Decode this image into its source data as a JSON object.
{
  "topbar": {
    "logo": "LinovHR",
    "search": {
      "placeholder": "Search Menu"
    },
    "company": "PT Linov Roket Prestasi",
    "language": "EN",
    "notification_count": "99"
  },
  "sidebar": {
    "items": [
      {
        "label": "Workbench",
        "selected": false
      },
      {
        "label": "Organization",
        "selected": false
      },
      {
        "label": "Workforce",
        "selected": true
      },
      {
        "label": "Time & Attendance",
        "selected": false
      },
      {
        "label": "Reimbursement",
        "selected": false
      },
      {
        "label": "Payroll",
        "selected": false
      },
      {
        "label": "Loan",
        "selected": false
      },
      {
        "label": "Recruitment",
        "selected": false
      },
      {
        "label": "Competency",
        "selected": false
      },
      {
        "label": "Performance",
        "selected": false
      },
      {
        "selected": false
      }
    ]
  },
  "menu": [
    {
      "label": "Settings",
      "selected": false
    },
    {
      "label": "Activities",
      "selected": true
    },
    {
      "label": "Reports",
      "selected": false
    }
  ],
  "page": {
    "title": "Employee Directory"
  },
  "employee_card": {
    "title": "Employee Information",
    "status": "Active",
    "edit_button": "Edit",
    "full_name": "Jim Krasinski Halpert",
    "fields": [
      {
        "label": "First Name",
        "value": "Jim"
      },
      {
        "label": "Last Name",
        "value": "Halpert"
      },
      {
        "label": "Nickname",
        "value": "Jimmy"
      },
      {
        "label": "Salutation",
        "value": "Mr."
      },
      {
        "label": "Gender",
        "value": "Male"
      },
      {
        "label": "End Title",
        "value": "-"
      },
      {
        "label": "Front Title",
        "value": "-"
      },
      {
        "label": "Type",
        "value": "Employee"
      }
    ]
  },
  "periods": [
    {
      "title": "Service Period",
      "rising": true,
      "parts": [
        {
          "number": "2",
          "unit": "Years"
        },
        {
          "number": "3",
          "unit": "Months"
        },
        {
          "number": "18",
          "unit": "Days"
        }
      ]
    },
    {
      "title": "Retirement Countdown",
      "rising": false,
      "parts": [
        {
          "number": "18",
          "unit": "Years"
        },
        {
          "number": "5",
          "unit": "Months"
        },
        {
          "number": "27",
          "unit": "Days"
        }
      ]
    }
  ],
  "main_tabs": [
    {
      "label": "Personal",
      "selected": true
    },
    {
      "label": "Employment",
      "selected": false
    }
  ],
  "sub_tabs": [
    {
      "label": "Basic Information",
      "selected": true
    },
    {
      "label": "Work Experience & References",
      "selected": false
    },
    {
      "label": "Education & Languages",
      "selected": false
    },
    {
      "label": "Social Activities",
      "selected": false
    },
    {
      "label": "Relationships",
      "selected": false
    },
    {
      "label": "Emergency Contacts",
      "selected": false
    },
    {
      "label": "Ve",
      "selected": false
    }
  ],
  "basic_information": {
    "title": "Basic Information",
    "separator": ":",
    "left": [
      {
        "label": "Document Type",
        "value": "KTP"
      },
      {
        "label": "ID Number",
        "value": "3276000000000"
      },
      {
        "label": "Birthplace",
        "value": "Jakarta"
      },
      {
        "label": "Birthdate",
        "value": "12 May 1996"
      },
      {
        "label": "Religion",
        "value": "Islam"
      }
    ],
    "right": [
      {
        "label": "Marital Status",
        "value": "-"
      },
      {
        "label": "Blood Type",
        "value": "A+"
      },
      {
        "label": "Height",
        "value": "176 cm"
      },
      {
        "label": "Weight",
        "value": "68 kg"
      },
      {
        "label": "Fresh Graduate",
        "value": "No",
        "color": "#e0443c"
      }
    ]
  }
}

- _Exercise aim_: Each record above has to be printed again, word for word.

- _Response to the exercise_:
Decode this image into its source data as a JSON object.
{
  "topbar": {
    "logo": "LinovHR",
    "search": {
      "placeholder": "Search Menu"
    },
    "company": "PT Linov Roket Prestasi",
    "language": "EN",
    "notification_count": "99"
  },
  "sidebar": {
    "items": [
      {
        "label": "Workbench",
        "selected": false
      },
      {
        "label": "Organization",
        "selected": false
      },
      {
        "label": "Workforce",
        "selected": true
      },
      {
        "label": "Time & Attendance",
        "selected": false
      },
      {
        "label": "Reimbursement",
        "selected": false
      },
      {
        "label": "Payroll",
        "selected": false
      },
      {
        "label": "Loan",
        "selected": false
      },
      {
        "label": "Recruitment",
        "selected": false
      },
      {
        "label": "Competency",
        "selected": false
      },
      {
        "label": "Performance",
        "selected": false
      },
      {
        "selected": false
      }
    ]
  },
  "menu": [
    {
      "label": "Settings",
      "selected": false
    },
    {
      "label": "Activities",
      "selected": true
    },
    {
      "label": "Reports",
      "selected": false
    }
  ],
  "page": {
    "title": "Employee Directory"
  },
  "employee_card": {
    "title": "Employee Information",
    "status": "Active",
    "edit_button": "Edit",
    "full_name": "Jim Krasinski Halpert",
    "fields": [
      {
        "label": "First Name",
        "value": "Jim"
      },
      {
        "label": "Last Name",
        "value": "Halpert"
      },
      {
        "label": "Nickname",
        "value": "Jimmy"
      },
      {
        "label": "Salutation",
        "value": "Mr."
      },
      {
        "label": "Gender",
        "value": "Male"
      },
      {
        "label": "End Title",
        "value": "-"
      },
      {
        "label": "Front Title",
        "value": "-"
      },
      {
        "label": "Type",
        "value": "Employee"
      }
    ]
  },
  "periods": [
    {
      "title": "Service Period",
      "rising": true,
      "parts": [
        {
          "number": "2",
          "unit": "Years"
        },
        {
          "number": "3",
          "unit": "Months"
        },
        {
          "number": "18",
          "unit": "Days"
        }
      ]
    },
    {
      "title": "Retirement Countdown",
      "rising": false,
      "parts": [
        {
          "number": "18",
          "unit": "Years"
        },
        {
          "number": "5",
          "unit": "Months"
        },
        {
          "number": "27",
          "unit": "Days"
        }
      ]
    }
  ],
  "main_tabs": [
    {
      "label": "Personal",
      "selected": true
    },
    {
      "label": "Employment",
      "selected": false
    }
  ],
  "sub_tabs": [
    {
      "label": "Basic Information",
      "selected": true
    },
    {
      "label": "Work Experience & References",
      "selected": false
    },
    {
      "label": "Education & Languages",
      "selected": false
    },
    {
      "label": "Social Activities",
      "selected": false
    },
    {
      "label": "Relationships",
      "selected": false
    },
    {
      "label": "Emergency Contacts",
      "selected": false
    },
    {
      "label": "Ve",
      "selected": false
    }
  ],
  "basic_information": {
    "title": "Basic Information",
    "separator": ":",
    "left": [
      {
        "label": "Document Type",
        "value": "KTP"
      },
      {
        "label": "ID Number",
        "value": "3276000000000"
      },
      {
        "label": "Birthplace",
        "value": "Jakarta"
      },
      {
        "label": "Birthdate",
        "value": "12 May 1996"
      },
      {
        "label": "Religion",
        "value": "Islam"
      }
    ],
    "right": [
      {
        "label": "Marital Status",
        "value": "-"
      },
      {
        "label": "Blood Type",
        "value": "A+"
      },
      {
        "label": "Height",
        "value": "176 cm"
      },
      {
        "label": "Weight",
        "value": "68 kg"
      },
      {
        "label": "Fresh Graduate",
        "value": "No",
        "color": "#e0443c"
      }
    ]
  }
}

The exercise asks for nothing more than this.